_Exercise brief_
A bare number is the expected answer: the count of lines in the data holding "sends".

[Records from a data source]
/---
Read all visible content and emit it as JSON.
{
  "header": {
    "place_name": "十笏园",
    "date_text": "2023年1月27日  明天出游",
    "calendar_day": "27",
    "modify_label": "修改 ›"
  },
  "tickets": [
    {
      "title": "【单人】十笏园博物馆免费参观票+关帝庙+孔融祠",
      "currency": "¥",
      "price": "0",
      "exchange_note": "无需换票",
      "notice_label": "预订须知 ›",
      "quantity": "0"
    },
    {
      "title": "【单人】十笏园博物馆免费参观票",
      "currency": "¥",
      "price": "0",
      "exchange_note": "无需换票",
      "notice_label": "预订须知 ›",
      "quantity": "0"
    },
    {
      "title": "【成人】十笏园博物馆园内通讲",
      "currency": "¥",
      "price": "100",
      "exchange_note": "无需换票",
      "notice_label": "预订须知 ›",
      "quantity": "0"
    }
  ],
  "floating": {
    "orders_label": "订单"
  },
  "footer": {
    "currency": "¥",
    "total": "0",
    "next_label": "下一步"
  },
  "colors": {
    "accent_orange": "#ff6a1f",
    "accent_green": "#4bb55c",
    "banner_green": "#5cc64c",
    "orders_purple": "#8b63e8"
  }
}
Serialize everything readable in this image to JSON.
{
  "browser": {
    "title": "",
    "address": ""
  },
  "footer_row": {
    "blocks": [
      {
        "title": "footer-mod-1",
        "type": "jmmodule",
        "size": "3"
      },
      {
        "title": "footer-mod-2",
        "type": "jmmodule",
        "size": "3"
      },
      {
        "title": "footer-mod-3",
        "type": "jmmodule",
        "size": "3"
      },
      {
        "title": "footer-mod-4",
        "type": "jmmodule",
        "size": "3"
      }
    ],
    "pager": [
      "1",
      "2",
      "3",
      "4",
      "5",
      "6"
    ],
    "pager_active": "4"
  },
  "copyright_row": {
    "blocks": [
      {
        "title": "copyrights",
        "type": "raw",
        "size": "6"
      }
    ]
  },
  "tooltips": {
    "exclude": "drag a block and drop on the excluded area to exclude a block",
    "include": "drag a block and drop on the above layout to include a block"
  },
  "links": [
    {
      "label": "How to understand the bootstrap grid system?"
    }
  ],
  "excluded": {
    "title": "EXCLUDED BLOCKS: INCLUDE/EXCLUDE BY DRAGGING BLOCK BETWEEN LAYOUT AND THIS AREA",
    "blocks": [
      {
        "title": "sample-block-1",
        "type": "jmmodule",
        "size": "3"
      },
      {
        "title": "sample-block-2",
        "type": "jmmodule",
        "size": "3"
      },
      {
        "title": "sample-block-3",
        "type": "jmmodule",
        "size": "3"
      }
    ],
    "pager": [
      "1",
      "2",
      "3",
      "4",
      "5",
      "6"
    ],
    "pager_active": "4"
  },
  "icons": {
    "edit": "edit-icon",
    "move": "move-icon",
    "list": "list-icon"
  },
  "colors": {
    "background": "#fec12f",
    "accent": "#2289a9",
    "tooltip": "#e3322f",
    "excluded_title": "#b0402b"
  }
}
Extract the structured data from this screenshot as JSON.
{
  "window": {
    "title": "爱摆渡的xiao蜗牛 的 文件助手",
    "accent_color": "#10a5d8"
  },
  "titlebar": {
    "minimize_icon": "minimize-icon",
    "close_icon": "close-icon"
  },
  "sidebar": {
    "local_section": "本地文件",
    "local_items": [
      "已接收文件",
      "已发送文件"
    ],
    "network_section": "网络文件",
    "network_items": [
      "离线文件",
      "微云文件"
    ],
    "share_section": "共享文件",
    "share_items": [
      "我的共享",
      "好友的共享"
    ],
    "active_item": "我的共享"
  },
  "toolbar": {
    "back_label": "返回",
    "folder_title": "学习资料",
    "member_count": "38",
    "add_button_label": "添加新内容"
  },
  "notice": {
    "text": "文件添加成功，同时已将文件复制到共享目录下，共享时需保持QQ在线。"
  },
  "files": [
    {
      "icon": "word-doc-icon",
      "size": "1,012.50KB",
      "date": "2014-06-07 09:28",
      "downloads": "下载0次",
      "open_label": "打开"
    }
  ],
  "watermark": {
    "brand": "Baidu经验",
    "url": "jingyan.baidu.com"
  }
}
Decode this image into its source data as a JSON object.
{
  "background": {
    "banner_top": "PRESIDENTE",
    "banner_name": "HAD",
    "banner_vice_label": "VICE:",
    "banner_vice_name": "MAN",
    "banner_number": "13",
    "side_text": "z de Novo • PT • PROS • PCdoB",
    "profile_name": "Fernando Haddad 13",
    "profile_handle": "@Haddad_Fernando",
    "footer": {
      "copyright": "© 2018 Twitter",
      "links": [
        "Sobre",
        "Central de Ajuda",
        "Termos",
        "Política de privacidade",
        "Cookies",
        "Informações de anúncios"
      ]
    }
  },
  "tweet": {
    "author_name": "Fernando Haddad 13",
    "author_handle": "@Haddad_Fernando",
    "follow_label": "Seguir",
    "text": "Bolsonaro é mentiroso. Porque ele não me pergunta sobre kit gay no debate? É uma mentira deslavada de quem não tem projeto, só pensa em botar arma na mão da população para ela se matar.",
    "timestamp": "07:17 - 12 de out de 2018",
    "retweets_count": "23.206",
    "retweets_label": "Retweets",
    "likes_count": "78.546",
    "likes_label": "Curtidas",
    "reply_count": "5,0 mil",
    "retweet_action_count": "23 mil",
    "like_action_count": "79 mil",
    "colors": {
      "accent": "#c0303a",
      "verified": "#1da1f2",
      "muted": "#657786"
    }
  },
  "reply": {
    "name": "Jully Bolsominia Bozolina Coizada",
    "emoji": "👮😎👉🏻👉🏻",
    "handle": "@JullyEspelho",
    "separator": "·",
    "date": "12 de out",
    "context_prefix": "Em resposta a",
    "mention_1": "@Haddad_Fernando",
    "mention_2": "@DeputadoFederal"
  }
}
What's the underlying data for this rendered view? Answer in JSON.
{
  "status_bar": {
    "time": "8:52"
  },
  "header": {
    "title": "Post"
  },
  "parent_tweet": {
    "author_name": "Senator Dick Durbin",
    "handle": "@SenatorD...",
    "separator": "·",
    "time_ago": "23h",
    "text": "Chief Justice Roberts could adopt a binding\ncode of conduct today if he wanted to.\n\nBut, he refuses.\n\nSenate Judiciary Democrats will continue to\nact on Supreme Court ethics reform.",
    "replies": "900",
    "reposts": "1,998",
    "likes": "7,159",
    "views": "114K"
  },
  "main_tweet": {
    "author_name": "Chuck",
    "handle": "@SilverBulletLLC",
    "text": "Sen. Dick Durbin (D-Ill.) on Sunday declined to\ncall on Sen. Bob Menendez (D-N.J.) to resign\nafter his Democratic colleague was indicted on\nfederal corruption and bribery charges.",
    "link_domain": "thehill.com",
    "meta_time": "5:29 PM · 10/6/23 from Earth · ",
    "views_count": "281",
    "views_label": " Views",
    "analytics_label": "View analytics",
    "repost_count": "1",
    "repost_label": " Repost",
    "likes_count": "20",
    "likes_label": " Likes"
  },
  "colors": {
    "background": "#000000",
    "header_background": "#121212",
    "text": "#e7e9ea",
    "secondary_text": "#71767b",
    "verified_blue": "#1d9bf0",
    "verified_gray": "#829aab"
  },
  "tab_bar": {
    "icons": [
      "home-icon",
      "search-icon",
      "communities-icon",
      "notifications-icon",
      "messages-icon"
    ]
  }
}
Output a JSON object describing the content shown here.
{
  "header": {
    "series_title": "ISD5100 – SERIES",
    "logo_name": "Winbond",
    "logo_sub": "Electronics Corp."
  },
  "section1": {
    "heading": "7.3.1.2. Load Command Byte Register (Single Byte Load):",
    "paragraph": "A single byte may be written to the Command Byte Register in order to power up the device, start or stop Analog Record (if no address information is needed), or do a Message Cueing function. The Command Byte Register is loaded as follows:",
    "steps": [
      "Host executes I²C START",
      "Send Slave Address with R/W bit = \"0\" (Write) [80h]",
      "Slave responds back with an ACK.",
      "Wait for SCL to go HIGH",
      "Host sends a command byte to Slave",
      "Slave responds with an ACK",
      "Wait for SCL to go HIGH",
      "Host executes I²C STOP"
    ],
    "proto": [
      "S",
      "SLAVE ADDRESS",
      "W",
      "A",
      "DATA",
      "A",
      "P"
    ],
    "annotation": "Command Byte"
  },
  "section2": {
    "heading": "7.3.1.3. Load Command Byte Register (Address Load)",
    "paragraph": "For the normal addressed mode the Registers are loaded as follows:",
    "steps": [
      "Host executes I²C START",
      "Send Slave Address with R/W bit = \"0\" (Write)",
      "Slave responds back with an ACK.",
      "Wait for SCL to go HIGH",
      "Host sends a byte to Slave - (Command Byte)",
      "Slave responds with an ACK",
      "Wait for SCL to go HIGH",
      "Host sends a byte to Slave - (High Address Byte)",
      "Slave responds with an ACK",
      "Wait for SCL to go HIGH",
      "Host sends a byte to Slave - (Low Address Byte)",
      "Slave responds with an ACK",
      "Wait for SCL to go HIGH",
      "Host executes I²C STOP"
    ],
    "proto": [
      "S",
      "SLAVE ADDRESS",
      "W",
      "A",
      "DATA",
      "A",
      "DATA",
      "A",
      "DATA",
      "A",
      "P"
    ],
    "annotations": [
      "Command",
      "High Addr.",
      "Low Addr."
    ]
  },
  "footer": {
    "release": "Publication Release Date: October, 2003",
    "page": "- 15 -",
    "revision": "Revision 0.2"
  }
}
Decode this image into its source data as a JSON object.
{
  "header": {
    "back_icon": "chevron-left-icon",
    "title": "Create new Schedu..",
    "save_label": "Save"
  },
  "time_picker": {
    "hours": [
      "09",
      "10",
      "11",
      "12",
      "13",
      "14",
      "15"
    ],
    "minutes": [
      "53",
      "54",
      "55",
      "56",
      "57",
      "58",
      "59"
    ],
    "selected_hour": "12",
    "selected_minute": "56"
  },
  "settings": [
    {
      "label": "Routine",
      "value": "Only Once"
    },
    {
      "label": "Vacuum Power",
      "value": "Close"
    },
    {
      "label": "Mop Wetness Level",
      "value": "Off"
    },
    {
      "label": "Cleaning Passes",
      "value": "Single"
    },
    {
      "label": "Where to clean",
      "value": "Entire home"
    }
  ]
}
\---
_Your solution_
4